[Supplied data]

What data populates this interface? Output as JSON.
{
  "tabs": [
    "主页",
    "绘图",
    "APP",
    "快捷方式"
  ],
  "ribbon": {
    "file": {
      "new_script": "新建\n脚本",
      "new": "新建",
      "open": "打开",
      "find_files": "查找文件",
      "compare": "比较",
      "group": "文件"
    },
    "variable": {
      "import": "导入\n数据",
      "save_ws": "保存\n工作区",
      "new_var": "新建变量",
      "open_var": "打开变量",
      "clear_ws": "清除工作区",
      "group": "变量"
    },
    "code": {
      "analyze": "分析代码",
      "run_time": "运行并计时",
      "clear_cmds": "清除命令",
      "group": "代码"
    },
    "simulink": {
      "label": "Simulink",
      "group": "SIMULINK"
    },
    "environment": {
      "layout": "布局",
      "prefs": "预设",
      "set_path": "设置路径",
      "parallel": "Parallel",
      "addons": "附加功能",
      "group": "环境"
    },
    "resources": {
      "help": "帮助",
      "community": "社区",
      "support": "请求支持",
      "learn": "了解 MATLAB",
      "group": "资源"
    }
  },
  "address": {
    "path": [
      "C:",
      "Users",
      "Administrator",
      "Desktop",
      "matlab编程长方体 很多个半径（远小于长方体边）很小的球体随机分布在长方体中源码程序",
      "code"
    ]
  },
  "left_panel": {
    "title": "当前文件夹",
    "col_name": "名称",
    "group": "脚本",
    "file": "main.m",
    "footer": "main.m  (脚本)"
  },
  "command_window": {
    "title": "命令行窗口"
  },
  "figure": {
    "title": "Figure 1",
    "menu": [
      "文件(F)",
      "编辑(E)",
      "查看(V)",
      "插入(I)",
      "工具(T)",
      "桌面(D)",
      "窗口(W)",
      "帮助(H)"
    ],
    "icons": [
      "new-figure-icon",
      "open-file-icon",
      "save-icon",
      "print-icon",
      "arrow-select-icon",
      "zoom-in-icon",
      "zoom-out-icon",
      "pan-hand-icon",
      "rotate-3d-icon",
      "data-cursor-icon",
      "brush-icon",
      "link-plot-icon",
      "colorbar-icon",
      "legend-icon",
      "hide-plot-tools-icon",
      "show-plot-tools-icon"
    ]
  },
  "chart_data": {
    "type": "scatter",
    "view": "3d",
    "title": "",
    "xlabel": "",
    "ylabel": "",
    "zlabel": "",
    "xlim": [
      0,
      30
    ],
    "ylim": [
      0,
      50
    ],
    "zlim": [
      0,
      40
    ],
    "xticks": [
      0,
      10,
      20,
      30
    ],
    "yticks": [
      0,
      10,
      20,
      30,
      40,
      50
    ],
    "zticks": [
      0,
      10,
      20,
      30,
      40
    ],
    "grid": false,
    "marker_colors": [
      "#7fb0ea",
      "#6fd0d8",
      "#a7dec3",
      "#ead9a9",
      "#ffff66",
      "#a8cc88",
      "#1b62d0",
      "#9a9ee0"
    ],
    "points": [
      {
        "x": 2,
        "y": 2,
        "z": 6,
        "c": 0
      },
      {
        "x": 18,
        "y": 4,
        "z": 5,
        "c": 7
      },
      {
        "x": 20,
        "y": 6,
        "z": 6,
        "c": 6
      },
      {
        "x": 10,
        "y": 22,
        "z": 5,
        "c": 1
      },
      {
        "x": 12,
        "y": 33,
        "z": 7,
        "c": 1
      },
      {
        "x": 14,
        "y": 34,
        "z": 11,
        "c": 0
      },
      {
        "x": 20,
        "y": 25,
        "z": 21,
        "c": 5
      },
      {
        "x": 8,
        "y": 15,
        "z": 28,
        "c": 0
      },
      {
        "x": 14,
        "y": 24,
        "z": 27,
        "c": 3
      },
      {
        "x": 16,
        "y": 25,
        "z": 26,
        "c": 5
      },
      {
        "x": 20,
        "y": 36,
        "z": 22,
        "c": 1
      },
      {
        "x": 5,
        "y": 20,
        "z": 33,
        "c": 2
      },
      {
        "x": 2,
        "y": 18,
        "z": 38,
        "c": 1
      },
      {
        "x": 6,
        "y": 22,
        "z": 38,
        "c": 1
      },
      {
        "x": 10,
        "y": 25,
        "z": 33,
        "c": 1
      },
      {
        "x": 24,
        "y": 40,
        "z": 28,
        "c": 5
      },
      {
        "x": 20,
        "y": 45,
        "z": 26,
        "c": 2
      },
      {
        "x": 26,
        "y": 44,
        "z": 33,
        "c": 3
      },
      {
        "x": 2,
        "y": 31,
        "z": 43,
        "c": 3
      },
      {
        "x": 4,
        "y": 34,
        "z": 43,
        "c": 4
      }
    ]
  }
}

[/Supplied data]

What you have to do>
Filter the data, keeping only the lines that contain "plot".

Exercise result>
      "link-plot-icon",
      "hide-plot-tools-icon",
      "show-plot-tools-icon"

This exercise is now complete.